An exact reproduction of all the entries is the expected answer.

■ ■ ■

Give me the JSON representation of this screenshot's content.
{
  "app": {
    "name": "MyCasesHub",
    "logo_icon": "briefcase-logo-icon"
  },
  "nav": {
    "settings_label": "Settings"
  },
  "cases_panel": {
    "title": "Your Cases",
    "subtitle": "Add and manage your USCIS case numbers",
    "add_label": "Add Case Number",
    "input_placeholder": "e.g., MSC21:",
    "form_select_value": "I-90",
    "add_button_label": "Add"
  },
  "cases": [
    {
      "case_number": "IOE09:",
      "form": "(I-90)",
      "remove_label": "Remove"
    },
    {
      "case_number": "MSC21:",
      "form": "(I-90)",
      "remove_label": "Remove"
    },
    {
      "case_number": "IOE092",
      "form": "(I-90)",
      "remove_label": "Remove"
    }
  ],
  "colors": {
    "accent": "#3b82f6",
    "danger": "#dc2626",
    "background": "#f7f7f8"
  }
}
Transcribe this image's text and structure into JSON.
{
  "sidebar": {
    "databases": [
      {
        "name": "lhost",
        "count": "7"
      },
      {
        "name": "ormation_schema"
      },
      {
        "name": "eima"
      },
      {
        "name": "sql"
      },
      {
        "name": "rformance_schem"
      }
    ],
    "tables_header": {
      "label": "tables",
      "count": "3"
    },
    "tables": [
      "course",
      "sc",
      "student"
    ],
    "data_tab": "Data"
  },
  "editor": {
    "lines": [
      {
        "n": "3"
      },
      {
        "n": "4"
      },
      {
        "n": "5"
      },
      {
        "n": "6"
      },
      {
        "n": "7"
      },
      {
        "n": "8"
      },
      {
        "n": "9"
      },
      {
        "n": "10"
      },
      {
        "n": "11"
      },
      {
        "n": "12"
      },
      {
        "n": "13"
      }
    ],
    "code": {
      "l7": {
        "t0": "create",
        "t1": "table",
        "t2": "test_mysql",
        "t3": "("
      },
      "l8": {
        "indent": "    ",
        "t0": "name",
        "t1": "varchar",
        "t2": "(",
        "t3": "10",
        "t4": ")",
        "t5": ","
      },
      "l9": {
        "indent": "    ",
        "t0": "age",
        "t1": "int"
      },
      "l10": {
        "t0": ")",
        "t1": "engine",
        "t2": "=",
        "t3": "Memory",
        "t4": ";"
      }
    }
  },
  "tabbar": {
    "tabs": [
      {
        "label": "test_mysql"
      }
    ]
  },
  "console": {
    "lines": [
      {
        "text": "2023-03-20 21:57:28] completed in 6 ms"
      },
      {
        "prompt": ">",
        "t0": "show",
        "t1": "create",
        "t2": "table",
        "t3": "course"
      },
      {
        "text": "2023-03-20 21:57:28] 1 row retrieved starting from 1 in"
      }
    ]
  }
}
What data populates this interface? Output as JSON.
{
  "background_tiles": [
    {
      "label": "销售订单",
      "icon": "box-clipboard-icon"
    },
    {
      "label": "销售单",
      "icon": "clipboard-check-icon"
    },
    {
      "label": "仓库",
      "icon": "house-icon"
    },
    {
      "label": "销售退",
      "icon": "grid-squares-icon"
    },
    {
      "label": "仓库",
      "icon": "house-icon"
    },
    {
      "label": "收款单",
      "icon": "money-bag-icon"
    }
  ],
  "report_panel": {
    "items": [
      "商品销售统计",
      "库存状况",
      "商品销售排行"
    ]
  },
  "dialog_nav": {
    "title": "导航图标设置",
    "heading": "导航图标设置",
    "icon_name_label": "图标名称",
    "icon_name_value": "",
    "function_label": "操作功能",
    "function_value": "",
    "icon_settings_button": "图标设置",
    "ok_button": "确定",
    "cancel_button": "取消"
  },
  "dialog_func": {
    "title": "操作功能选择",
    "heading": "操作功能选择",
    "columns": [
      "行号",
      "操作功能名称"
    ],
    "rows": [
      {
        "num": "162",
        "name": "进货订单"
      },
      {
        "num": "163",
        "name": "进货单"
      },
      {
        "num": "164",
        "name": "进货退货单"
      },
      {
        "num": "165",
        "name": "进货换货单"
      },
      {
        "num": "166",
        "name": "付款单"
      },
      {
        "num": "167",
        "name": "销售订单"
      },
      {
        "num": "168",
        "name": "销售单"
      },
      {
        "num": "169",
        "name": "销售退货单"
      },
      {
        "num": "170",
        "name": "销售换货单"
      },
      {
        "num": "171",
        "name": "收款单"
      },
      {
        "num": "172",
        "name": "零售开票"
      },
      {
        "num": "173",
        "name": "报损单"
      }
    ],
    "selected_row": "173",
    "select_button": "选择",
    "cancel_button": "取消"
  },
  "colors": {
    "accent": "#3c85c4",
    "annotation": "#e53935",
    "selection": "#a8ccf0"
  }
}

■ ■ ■

*EXPECTED ANSWER:*
Give me the JSON representation of this screenshot's content.
{
  "app": {
    "name": "MyCasesHub",
    "logo_icon": "briefcase-logo-icon"
  },
  "nav": {
    "settings_label": "Settings"
  },
  "cases_panel": {
    "title": "Your Cases",
    "subtitle": "Add and manage your USCIS case numbers",
    "add_label": "Add Case Number",
    "input_placeholder": "e.g., MSC21:",
    "form_select_value": "I-90",
    "add_button_label": "Add"
  },
  "cases": [
    {
      "case_number": "IOE09:",
      "form": "(I-90)",
      "remove_label": "Remove"
    },
    {
      "case_number": "MSC21:",
      "form": "(I-90)",
      "remove_label": "Remove"
    },
    {
      "case_number": "IOE092",
      "form": "(I-90)",
      "remove_label": "Remove"
    }
  ],
  "colors": {
    "accent": "#3b82f6",
    "danger": "#dc2626",
    "background": "#f7f7f8"
  }
}
Transcribe this image's text and structure into JSON.
{
  "sidebar": {
    "databases": [
      {
        "name": "lhost",
        "count": "7"
      },
      {
        "name": "ormation_schema"
      },
      {
        "name": "eima"
      },
      {
        "name": "sql"
      },
      {
        "name": "rformance_schem"
      }
    ],
    "tables_header": {
      "label": "tables",
      "count": "3"
    },
    "tables": [
      "course",
      "sc",
      "student"
    ],
    "data_tab": "Data"
  },
  "editor": {
    "lines": [
      {
        "n": "3"
      },
      {
        "n": "4"
      },
      {
        "n": "5"
      },
      {
        "n": "6"
      },
      {
        "n": "7"
      },
      {
        "n": "8"
      },
      {
        "n": "9"
      },
      {
        "n": "10"
      },
      {
        "n": "11"
      },
      {
        "n": "12"
      },
      {
        "n": "13"
      }
    ],
    "code": {
      "l7": {
        "t0": "create",
        "t1": "table",
        "t2": "test_mysql",
        "t3": "("
      },
      "l8": {
        "indent": "    ",
        "t0": "name",
        "t1": "varchar",
        "t2": "(",
        "t3": "10",
        "t4": ")",
        "t5": ","
      },
      "l9": {
        "indent": "    ",
        "t0": "age",
        "t1": "int"
      },
      "l10": {
        "t0": ")",
        "t1": "engine",
        "t2": "=",
        "t3": "Memory",
        "t4": ";"
      }
    }
  },
  "tabbar": {
    "tabs": [
      {
        "label": "test_mysql"
      }
    ]
  },
  "console": {
    "lines": [
      {
        "text": "2023-03-20 21:57:28] completed in 6 ms"
      },
      {
        "prompt": ">",
        "t0": "show",
        "t1": "create",
        "t2": "table",
        "t3": "course"
      },
      {
        "text": "2023-03-20 21:57:28] 1 row retrieved starting from 1 in"
      }
    ]
  }
}
What data populates this interface? Output as JSON.
{
  "background_tiles": [
    {
      "label": "销售订单",
      "icon": "box-clipboard-icon"
    },
    {
      "label": "销售单",
      "icon": "clipboard-check-icon"
    },
    {
      "label": "仓库",
      "icon": "house-icon"
    },
    {
      "label": "销售退",
      "icon": "grid-squares-icon"
    },
    {
      "label": "仓库",
      "icon": "house-icon"
    },
    {
      "label": "收款单",
      "icon": "money-bag-icon"
    }
  ],
  "report_panel": {
    "items": [
      "商品销售统计",
      "库存状况",
      "商品销售排行"
    ]
  },
  "dialog_nav": {
    "title": "导航图标设置",
    "heading": "导航图标设置",
    "icon_name_label": "图标名称",
    "icon_name_value": "",
    "function_label": "操作功能",
    "function_value": "",
    "icon_settings_button": "图标设置",
    "ok_button": "确定",
    "cancel_button": "取消"
  },
  "dialog_func": {
    "title": "操作功能选择",
    "heading": "操作功能选择",
    "columns": [
      "行号",
      "操作功能名称"
    ],
    "rows": [
      {
        "num": "162",
        "name": "进货订单"
      },
      {
        "num": "163",
        "name": "进货单"
      },
      {
        "num": "164",
        "name": "进货退货单"
      },
      {
        "num": "165",
        "name": "进货换货单"
      },
      {
        "num": "166",
        "name": "付款单"
      },
      {
        "num": "167",
        "name": "销售订单"
      },
      {
        "num": "168",
        "name": "销售单"
      },
      {
        "num": "169",
        "name": "销售退货单"
      },
      {
        "num": "170",
        "name": "销售换货单"
      },
      {
        "num": "171",
        "name": "收款单"
      },
      {
        "num": "172",
        "name": "零售开票"
      },
      {
        "num": "173",
        "name": "报损单"
      }
    ],
    "selected_row": "173",
    "select_button": "选择",
    "cancel_button": "取消"
  },
  "colors": {
    "accent": "#3c85c4",
    "annotation": "#e53935",
    "selection": "#a8ccf0"
  }
}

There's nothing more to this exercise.